With all this golf writing when do you find time to play?

“Almost never (laughs). I end up taking my clubs with me to some of the majors and if I’m lucky I get to play a little here and there. I get in more great late evening rounds in Scotland annually than I do at home!” 

Morning or afternoon Tee time preferred?

“Definitely afternoon. I’m not a morning person even though I am on a morning TV show. I’ve yet to see a golf course that looks anything but amazing at the golden hour. And really, who likes dew or the morning sun in your eyes? Plus, a beer and meal tastes so much better after evening golf. And finally, I just love being out when the birds and wildlife come out to wrap up their day!”

One location you have yet to design a golf course for that would be a dream?

 “Pure linksland. Everyone who has ever dreamed of designing would love a piece of pure links land to lay a course down upon and quietly embellish where necessary.”

Does good design happen on the course or on a computer?

 “Never on a computer, but it does allow you to create an image of what you hope it will look like so golfers can visualize what you envision. But other than that it’s good for nothing. People try and that’s why we have too many lousy computer aided designs.”

Have you ever caught a foul ball in Dodger Stadium?

“Well… I have “gotten” a foul ball… There was a scrum and it just kind of rolled to me.”

Best Dodger Dog toppings?

“I keep it simple, mustard and relish all the way!”

 What is the most fun thing about the horse track?

 “I love the horses and all of the characters drawn to the sport. The gambling part is a great distraction and quite cerebral in a fun way if you don’t get carried away. I am part of a group that has about 5 horses and I think my share amounts to owning some hair on one of the horses mane. But it’s so fun to get to know the horses, learn their quirks and be part of that strange little world of racing. And when they win or come close, it’s just such a thrill to see how the horses get full of themselves and also for the people who keep them healthy.”

What was the stadium “links” experience at Petco Park like?

“I think it fulfills a dream every golfer who has sat and watched a baseball game. There are so many parallels between the sports, especially in variety of stadium design. But mostly, you just can't fathom that the distance between home plate and center field is just a 9 iron or a wedge. Once you’re playing, it’s surreal every time you hit a shot that you aren’t going to break anything because the stadium is made to withstand a baseball. Other than that, it’s just a lot of fun.”

I took a look at your instagram, what is your favorite place to watch a sunset?

“Palisades Park! If you don’t love palisades park there’s something wrong with you! People who visit here cherish that we have that area left open to look at the bay. There’s nothing quite like it anywhere in the world.
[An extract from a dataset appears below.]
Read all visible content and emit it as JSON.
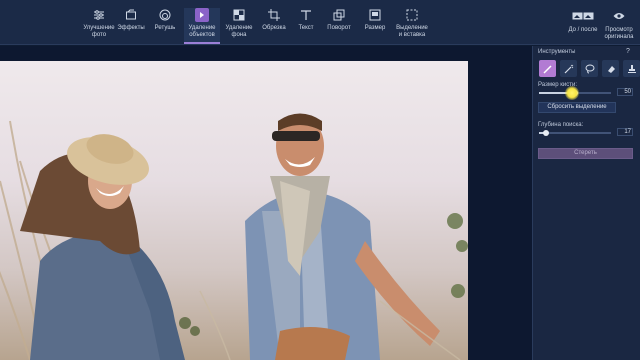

It’s a real treasure.”

Who do you like to watch a sunset next too?

“Only people who don’t talk through it!"

What attracts you to the JO lifestyle?

“Well I bought my first shirt from Johnnie when he was just getting them into Roger Dunn and they were so different than anything anyone was doing. I’ve always loved the look of the shirts and the melding of the beach vibe with the golf vibe. I still wear a couple of my older ones to the beach. They’ve held up great! The #1 baramoter for me for ANY piece of golf clothing is that when I leave the golf course I feel comfortable stopping at the market to pick up eggs. And if I can walk in a store and not feel like it’s apparent I just played 18, that's a comfortable, universal design vibe and Johnnie’s always gotten that."

Thoughts on the tweener button? 

“I believe when John came on our ShackHouse podcast I referred to it as the best invention since the light bulb.  In the pantheon of great 20th or 21st century design innovations, it’s right there with the best of them. I’ve bought a couple of really nice dress shirts lately and they just aren’t as versatile without the Tweener!

What is a defining #wellplayed moment in history?

“Hmmmmm, when I think back, there’s so many I can think of, but if you’re truly passionate about the sport it would be Tom Watson and Jack Nickalaus  at Turnberry in 1977. I was not fortunate enough to watch it on TV because I was too young but have watched on YouTube and highlights shows. They really wanted to beat each other but there was an air of amusement to each guy one-upping the other. The mutual admiration and respect was not forced, it was so graceful and natural. If you watch those two and know their history they were one of a kind in the sportsmanship department, but they still wanted to win so badly. Epically well played!”